[YOUR OBJECTIVE]:
Search the entries for the word "Thank" and pull out each line that has it.

________________________________________

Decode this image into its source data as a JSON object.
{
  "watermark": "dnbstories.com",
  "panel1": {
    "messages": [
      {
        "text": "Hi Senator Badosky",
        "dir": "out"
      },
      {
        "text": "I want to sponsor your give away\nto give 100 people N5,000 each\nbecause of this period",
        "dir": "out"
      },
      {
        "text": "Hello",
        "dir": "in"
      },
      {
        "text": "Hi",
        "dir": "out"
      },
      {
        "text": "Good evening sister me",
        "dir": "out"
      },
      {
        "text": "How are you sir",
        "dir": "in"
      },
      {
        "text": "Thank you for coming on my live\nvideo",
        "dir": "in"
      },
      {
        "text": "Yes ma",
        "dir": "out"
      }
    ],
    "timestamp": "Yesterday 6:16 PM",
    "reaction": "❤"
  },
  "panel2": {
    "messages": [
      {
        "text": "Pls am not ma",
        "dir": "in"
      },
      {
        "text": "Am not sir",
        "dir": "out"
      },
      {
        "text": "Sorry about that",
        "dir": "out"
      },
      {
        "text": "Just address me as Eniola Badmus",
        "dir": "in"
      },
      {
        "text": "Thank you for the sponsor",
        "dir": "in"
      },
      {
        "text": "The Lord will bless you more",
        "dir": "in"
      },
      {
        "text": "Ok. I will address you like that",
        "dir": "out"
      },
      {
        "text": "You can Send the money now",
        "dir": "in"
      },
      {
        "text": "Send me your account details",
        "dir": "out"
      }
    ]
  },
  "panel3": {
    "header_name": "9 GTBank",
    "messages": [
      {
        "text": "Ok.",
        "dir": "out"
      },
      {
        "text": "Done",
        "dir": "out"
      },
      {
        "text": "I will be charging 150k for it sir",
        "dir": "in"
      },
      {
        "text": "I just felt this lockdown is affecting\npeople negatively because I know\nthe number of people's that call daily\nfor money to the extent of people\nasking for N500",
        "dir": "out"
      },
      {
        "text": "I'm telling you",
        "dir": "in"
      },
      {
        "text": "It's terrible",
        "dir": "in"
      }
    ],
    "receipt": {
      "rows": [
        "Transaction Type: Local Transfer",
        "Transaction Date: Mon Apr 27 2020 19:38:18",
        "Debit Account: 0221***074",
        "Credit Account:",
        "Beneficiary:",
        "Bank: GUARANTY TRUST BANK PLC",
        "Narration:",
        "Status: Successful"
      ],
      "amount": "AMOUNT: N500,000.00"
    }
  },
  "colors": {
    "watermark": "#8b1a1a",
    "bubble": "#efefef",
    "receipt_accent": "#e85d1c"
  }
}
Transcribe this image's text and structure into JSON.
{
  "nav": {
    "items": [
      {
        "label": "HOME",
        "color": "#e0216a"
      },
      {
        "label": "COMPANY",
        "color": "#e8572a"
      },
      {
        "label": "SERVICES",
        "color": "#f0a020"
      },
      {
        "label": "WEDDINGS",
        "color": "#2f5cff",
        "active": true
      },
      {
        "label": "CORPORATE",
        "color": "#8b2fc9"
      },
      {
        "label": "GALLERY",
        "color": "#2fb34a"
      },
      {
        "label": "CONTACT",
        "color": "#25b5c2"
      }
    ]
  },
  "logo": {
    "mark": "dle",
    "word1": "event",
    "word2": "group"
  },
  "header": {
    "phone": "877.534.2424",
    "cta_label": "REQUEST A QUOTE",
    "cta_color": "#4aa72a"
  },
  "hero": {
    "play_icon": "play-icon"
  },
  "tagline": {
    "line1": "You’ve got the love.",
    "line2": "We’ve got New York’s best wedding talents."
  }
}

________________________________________

[ANSWER TO THE PROBLEM]:
        "text": "Thank you for coming on my live\nvideo",
        "text": "Thank you for the sponsor",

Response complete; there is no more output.